Researchers led by Daniel Re from University of Toronto in Canada conducted the study on 198 college students, 100 of whom were regular selfie takers.
All participants were asked to take a selfie using a smartphone camera and also had a picture taken by another person.
They then had to rate each photo on the basis of how attractive and likable they thought their friends would think they were in the picture if it were uploaded to social media.
The pictures were also rated by 178 members of the public, who determined how attractive, likable and narcissistic they thought the people in the photos were likely to be, 'The Telegraph' reported.
Researchers found that both the regular selfie-takers and the non-selfie-takers thought they would be seen as more attractive and more likeable in their photos than they were actually seen by the independent raters.
They also found that the selfie-takers overestimated themselves much more - and tended to think they looked better in the selfies than in the photos taken by other people.
"Selfie-takers generally overperceived the positive attributes purveyed by their selfies," researchers said.
Regular selfie-takers were also judged by the external raters as looking "significantly more narcissistic" than the non-selfie-takers.
"Self-enhancing misperceptions may support selfie-takers' positive evaluations of their selfies, revealing notable biases in self-perception," said researchers.
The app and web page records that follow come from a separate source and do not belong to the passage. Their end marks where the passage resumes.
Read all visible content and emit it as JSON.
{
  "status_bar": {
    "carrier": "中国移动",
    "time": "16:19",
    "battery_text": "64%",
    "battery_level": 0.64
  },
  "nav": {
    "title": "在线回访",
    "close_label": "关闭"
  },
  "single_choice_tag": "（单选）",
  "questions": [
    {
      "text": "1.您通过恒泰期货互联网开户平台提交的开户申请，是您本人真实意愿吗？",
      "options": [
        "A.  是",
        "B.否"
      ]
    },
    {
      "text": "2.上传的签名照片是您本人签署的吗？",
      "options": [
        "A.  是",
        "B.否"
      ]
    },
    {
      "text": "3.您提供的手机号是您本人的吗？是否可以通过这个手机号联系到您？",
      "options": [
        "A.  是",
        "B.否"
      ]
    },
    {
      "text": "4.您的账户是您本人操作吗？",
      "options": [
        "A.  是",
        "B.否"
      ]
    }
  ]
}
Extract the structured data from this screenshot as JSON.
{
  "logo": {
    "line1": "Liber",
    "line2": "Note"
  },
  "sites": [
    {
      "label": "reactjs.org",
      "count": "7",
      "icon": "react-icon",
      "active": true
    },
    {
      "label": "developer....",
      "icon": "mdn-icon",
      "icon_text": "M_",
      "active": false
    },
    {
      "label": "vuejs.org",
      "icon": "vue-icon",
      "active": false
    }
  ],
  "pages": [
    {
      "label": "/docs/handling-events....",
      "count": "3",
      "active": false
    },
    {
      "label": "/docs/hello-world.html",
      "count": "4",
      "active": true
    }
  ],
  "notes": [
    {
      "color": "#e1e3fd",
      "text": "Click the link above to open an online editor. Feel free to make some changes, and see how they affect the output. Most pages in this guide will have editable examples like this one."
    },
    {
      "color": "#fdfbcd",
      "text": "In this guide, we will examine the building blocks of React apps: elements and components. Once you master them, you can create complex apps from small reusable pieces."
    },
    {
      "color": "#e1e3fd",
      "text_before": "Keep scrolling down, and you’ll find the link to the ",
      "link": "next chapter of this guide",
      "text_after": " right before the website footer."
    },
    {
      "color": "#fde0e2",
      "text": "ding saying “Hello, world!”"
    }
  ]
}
The findings were published in the journal Social Psychological and Personality Science.